If you have ever watched a dog agility trial, you know how much fun dog agility is for both the dog and his handler. Hard work to be sure, but rewarding teamwork nonetheless. If you are interested in pursuing this activity yourself, there are certain preliminary obedience-training activities you and your dog need to master before progressing to actual obstacles work. Positive training works best with agility as mastering the commands and successfully conquering the obstacles can be its own reward. Teach the correct behavior right off the bat and reward consistently. Incorrect behavior should be ignored; negative training techniques have no place in dog agility.
Initial Commands
Since the pause table and pause box require a "sit" or a "down" for a period of five seconds (demonstrating the dog parent's control over her dog), these two commands are essential to dog agility. Your dog should also consistently come when called, particularly when off leash. However, not all obedience commands are necessary for dog agility training. The commands that your dog will need to know are "watch," "come" (off leash), "sit," "down," "stay" and "OK."

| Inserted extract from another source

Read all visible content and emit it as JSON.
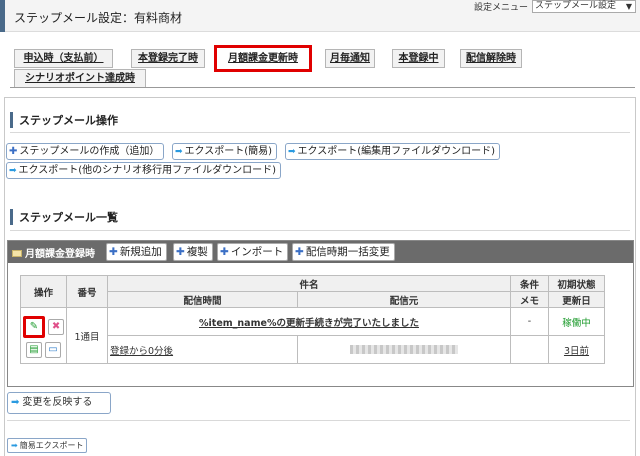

Additional Commands
Your dog must learn a few other commands to be successful at dog agility. "Here" is intended to bring your dog closer to you to guide him toward the obstacle, unlike "come," which is used to bring your dog right to you, sitting perfectly. "Get out!" is the opposite of "here." "Rest" and "wait" are similar to "stay," the difference being that these commands are intended to trigger a brief pause on the contact zones on certain of the obstacles.
Early Puppy Training
Consult your veterinarian before starting your puppy on jumps as the growth plates in his legs may not have fused yet. He can be severely injured if he begins jump work before the plates come together. That being said, at age 2 to 4 months, you should begin teaching your puppy that you are the source of all good things, such as rewards. Introduce "come," "go potty" (for elimination prior to a trial!), "sit," "lie down" and "stay." Crate training is essential to familiarize him with his travel crate, then take him out in the car to fun places like parks to get him used to car rides. You can also begin walking him on unusual surfaces, such as ladders placed on the ground, to build confidence and play games such as walk the plank (over two cinder blocks) as preliminary work on dogwalk and crossover training. And don't forget to praise, praise, praise.
Intermediate Puppy Training
At 4 to 6 months, your puppy should have had all his vaccinations and will be protected enough for enrollment in a puppy kindergarten class as an introduction to socialization and exploration. Longer car trips are also in order; you can take your puppy to the pet store and to agility matches to acclimate him to other dogs and large crowds. Novice obedience training can be introduced at this stage for socialization and command work. Keep your at-home training sessions to a period of five to ten minutes each to accommodate your puppy's short attention span.
Advanced Puppy Training
At ages 6 to 12 months, begin to introduce your puppy to agility obstacles in their training configurations, but be sure to keep the configurations lower and less severe to avoid stress to his joints. Jumps should still be below hock level (the joint located on your puppy's back legs below the knee), and care should be taken that your puppy does not fall from any of the obstacles or get tangled in the chute. Mishaps could spook or injure him to the point where he will not be able to engage in agility activities.
Resources
reference
Introduction to Dog Agility; Margaret H. Bonham; Barron's Educational Series, Inc.; 2000